## Task item
Give back all of the data unchanged. Keep every word as it is.

[Records — start]

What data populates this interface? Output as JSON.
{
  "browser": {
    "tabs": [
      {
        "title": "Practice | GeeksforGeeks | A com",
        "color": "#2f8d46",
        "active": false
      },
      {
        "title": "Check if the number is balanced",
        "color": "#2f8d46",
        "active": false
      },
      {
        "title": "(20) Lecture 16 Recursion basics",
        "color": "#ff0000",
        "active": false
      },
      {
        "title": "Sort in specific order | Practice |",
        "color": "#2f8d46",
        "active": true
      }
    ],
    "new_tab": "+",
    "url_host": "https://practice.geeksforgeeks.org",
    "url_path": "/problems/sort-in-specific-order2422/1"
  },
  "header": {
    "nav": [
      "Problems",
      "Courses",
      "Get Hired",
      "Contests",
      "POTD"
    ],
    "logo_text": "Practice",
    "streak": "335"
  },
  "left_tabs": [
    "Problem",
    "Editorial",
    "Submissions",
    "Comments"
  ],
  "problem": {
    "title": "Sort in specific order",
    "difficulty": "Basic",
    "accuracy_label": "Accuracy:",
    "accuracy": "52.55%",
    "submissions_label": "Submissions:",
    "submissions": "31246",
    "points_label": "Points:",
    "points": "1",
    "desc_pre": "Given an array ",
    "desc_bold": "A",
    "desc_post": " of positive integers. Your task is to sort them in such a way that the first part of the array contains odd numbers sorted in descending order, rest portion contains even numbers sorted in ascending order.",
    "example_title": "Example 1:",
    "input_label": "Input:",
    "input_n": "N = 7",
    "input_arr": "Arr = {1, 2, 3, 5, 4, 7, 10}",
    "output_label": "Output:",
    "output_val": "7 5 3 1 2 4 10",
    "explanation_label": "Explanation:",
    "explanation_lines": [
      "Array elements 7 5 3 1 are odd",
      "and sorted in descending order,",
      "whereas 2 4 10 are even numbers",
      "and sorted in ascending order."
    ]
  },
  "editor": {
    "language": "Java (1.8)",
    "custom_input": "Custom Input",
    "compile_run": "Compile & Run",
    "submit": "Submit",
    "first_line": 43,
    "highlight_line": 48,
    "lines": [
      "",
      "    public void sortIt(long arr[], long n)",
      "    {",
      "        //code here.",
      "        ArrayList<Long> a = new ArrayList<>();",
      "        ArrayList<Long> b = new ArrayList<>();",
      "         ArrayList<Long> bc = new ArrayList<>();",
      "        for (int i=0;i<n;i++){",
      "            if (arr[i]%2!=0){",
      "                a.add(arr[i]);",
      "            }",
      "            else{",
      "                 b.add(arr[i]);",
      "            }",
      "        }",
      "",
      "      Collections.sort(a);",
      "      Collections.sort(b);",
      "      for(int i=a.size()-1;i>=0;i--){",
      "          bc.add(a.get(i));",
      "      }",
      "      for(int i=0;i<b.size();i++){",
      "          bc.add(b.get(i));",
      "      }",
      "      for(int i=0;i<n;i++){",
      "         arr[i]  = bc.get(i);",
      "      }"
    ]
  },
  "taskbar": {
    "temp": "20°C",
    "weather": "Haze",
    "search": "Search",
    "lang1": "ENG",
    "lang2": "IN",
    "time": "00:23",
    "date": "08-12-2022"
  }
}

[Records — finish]

## Answer to this problem
What data populates this interface? Output as JSON.
{
  "browser": {
    "tabs": [
      {
        "title": "Practice | GeeksforGeeks | A com",
        "color": "#2f8d46",
        "active": false
      },
      {
        "title": "Check if the number is balanced",
        "color": "#2f8d46",
        "active": false
      },
      {
        "title": "(20) Lecture 16 Recursion basics",
        "color": "#ff0000",
        "active": false
      },
      {
        "title": "Sort in specific order | Practice |",
        "color": "#2f8d46",
        "active": true
      }
    ],
    "new_tab": "+",
    "url_host": "https://practice.geeksforgeeks.org",
    "url_path": "/problems/sort-in-specific-order2422/1"
  },
  "header": {
    "nav": [
      "Problems",
      "Courses",
      "Get Hired",
      "Contests",
      "POTD"
    ],
    "logo_text": "Practice",
    "streak": "335"
  },
  "left_tabs": [
    "Problem",
    "Editorial",
    "Submissions",
    "Comments"
  ],
  "problem": {
    "title": "Sort in specific order",
    "difficulty": "Basic",
    "accuracy_label": "Accuracy:",
    "accuracy": "52.55%",
    "submissions_label": "Submissions:",
    "submissions": "31246",
    "points_label": "Points:",
    "points": "1",
    "desc_pre": "Given an array ",
    "desc_bold": "A",
    "desc_post": " of positive integers. Your task is to sort them in such a way that the first part of the array contains odd numbers sorted in descending order, rest portion contains even numbers sorted in ascending order.",
    "example_title": "Example 1:",
    "input_label": "Input:",
    "input_n": "N = 7",
    "input_arr": "Arr = {1, 2, 3, 5, 4, 7, 10}",
    "output_label": "Output:",
    "output_val": "7 5 3 1 2 4 10",
    "explanation_label": "Explanation:",
    "explanation_lines": [
      "Array elements 7 5 3 1 are odd",
      "and sorted in descending order,",
      "whereas 2 4 10 are even numbers",
      "and sorted in ascending order."
    ]
  },
  "editor": {
    "language": "Java (1.8)",
    "custom_input": "Custom Input",
    "compile_run": "Compile & Run",
    "submit": "Submit",
    "first_line": 43,
    "highlight_line": 48,
    "lines": [
      "",
      "    public void sortIt(long arr[], long n)",
      "    {",
      "        //code here.",
      "        ArrayList<Long> a = new ArrayList<>();",
      "        ArrayList<Long> b = new ArrayList<>();",
      "         ArrayList<Long> bc = new ArrayList<>();",
      "        for (int i=0;i<n;i++){",
      "            if (arr[i]%2!=0){",
      "                a.add(arr[i]);",
      "            }",
      "            else{",
      "                 b.add(arr[i]);",
      "            }",
      "        }",
      "",
      "      Collections.sort(a);",
      "      Collections.sort(b);",
      "      for(int i=a.size()-1;i>=0;i--){",
      "          bc.add(a.get(i));",
      "      }",
      "      for(int i=0;i<b.size();i++){",
      "          bc.add(b.get(i));",
      "      }",
      "      for(int i=0;i<n;i++){",
      "         arr[i]  = bc.get(i);",
      "      }"
    ]
  },
  "taskbar": {
    "temp": "20°C",
    "weather": "Haze",
    "search": "Search",
    "lang1": "ENG",
    "lang2": "IN",
    "time": "00:23",
    "date": "08-12-2022"
  }
}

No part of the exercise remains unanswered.